▸ TASK
Where does the string "name" appear in the records? Copy every line that contains it.

▸ SUPPLIED RECORDS
---+---

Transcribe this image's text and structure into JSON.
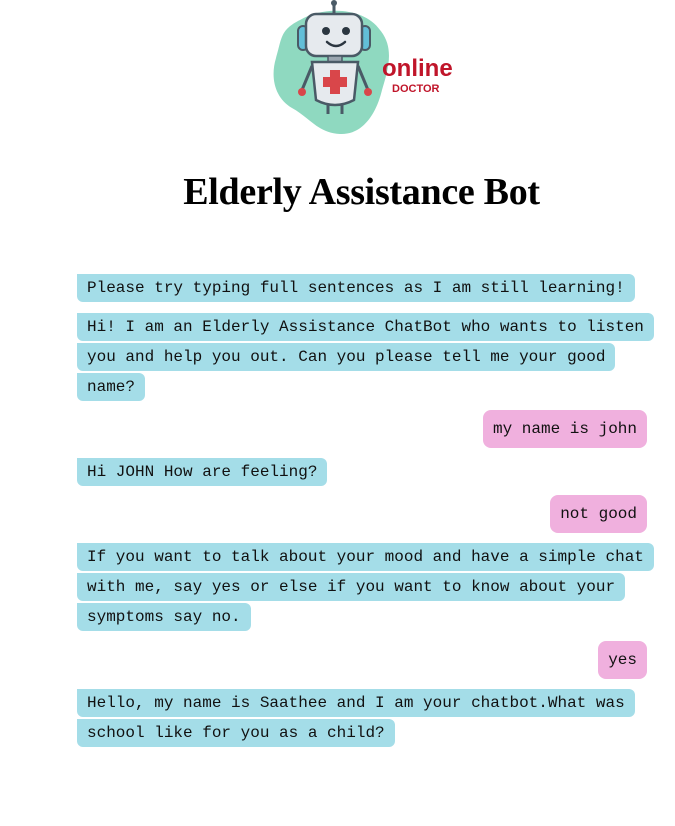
{
  "logo": {
    "brand_top": "online",
    "brand_bottom": "DOCTOR"
  },
  "page": {
    "title": "Elderly Assistance Bot"
  },
  "messages": [
    {
      "sender": "bot",
      "text": "Please try typing full sentences as I am still learning!"
    },
    {
      "sender": "bot",
      "text": "Hi! I am an Elderly Assistance ChatBot who wants to listen you and help you out. Can you please tell me your good name?"
    },
    {
      "sender": "user",
      "text": "my name is john"
    },
    {
      "sender": "bot",
      "text": "Hi JOHN How are feeling?"
    },
    {
      "sender": "user",
      "text": "not good"
    },
    {
      "sender": "bot",
      "text": "If you want to talk about your mood and have a simple chat with me, say yes or else if you want to know about your symptoms say no."
    },
    {
      "sender": "user",
      "text": "yes"
    },
    {
      "sender": "bot",
      "text": "Hello, my name is Saathee and I am your chatbot.What was school like for you as a child?"
    }
  ],
  "colors": {
    "bot_bubble": "#a4dde8",
    "user_bubble": "#f0b0de",
    "logo_blob": "#8fd9c0",
    "logo_text": "#c0152a"
  }
}
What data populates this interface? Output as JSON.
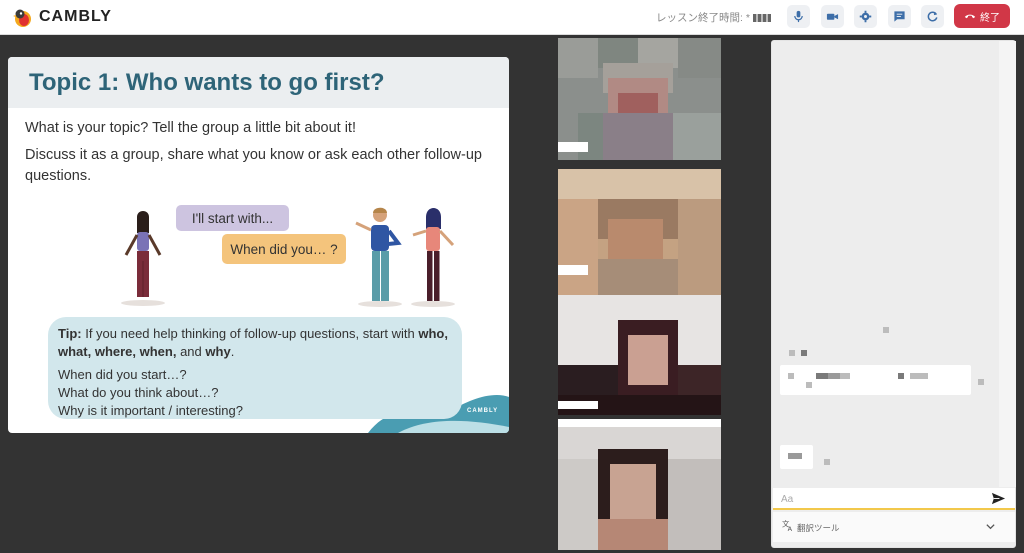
{
  "topbar": {
    "brand": "CAMBLY",
    "lesson_time_label": "レッスン終了時間: *",
    "end_label": "終了",
    "icons": [
      "microphone-icon",
      "camera-icon",
      "settings-icon",
      "chat-icon",
      "refresh-icon",
      "hang-up-icon"
    ],
    "accent": "#d13747"
  },
  "slide": {
    "title": "Topic 1: Who wants to go first?",
    "paragraph1": "What is your topic? Tell the group a little bit about it!",
    "paragraph2": "Discuss it as a group, share what you know or ask each other follow-up questions.",
    "bubble1": "I'll start with...",
    "bubble2": "When did you… ?",
    "tip": {
      "label": "Tip:",
      "intro": " If you need help thinking of follow-up questions, start with ",
      "keywords": "who, what, where, when,",
      "and": " and ",
      "last_keyword": "why",
      "period": ".",
      "line1": "When did you start…?",
      "line2": "What do you think about…?",
      "line3": "Why is it important / interesting?"
    },
    "brand": "CAMBLY",
    "title_color": "#2e6478"
  },
  "chat": {
    "input_placeholder": "Aa",
    "translate_label": "翻訳ツール"
  }
}
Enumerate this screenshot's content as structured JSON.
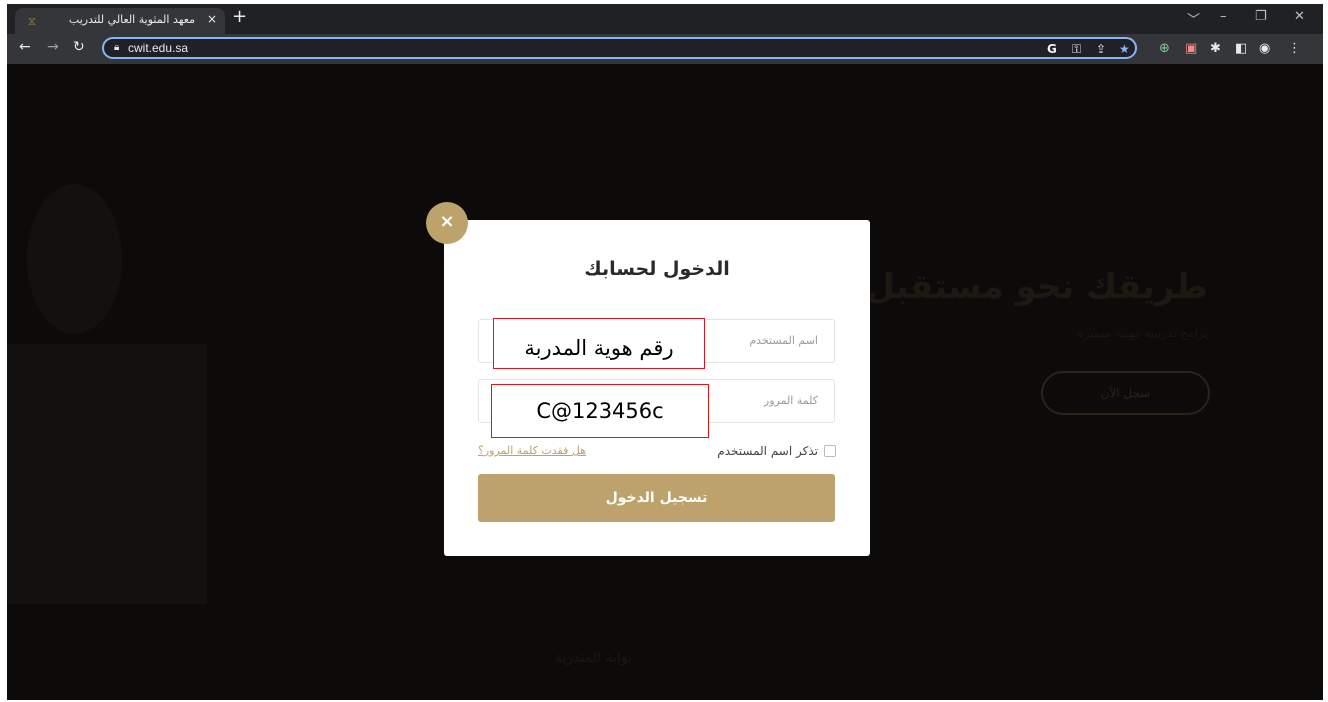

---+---

▸ ANSWER
      "text": "Hi! I am an Elderly Assistance ChatBot who wants to listen you and help you out. Can you please tell me your good name?"
      "text": "my name is john"
      "text": "Hello, my name is Saathee and I am your chatbot.What was school like for you as a child?"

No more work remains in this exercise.